There was something so unique and original about the way this book was written. You could feel Judith's pain, heartbreak and longing. It takes a series of events to force Judith into an impossible choice: continue to keep quiet or finally tell her story, despite the lives (including hers) that will be forever changed because it. I found myself so invested in the story, wondering what decision Judith would make and if she'd ever be able to find a way to speak for herself.
This is historical fiction, but the time period is never totally clear. Based on some of the details, it seems as though it's set in a Puritan town. Judith references the boat they traveled in to reach America, and some of the customs felt like they would occur during that time period. There is, however, no real context for the story. I noticed some reviewers on Goodreads who were frustrated by this ambiguity, but it didn't bother me. Since Judith is talking directly to Lucas, it made sense to me that she wouldn't provide a lot of detail about the community around them. She doesn't need to spell it out for him because he lives there, too.
In my comment on Lauren's review, I noted: "I'm not typically drawn to stories like this - untold secrets and all that hidden pain." I know why I had that impression about this book, but it's really not that kind of story. The reason I don't usually like that kind of book is because I usually feel like the "secret" is used like a carrot that's supposed to propel you through the book. In this story, however, you get small revelations about what happened throughout. Because of the way Judith narrates, it makes complete and total sense why the story is told this way.
The way this story develops and the way Judith grows as a character just absolutely won me over. I started this book - curious but skeptical - but closed the page feeling so satisfied and so in love. This, for me, is the definition of a book that completely catches you off guard. I loved it, which was something I certainly didn't anticipate. Don't let the blurb or cover dissuade you from reading this book. It's emotional, lovely, haunting and such a wonderful book. The writing is so lyrical that I found myself re-reading passages over and over again just to savor their beauty.
Even when I love a book, I'm not typically the kind to push it on everyone. Listen, I'm pushing this one. You really NEED to read this book! You may be nervous or unsure of it, but I'm begging you to give it a chance. This was definitely one of the best surprises of 2013! And you better believe I'm buying a hard copy for my shelves.
"Then you appear, through the trees, guiding your mule as he pulls a tree limb.

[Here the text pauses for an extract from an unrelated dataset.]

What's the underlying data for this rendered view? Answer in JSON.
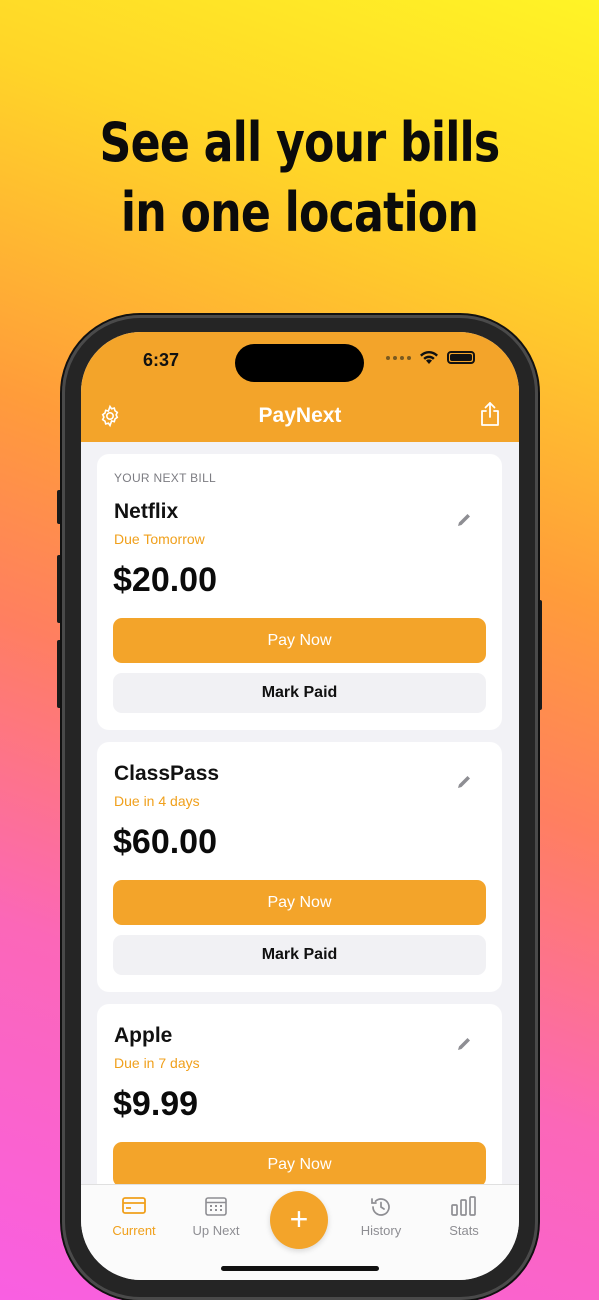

Like a soldier back from battle, you fill my vision. You're a flood, a baptism I'd forgotten, and the force of you leaves me breathless."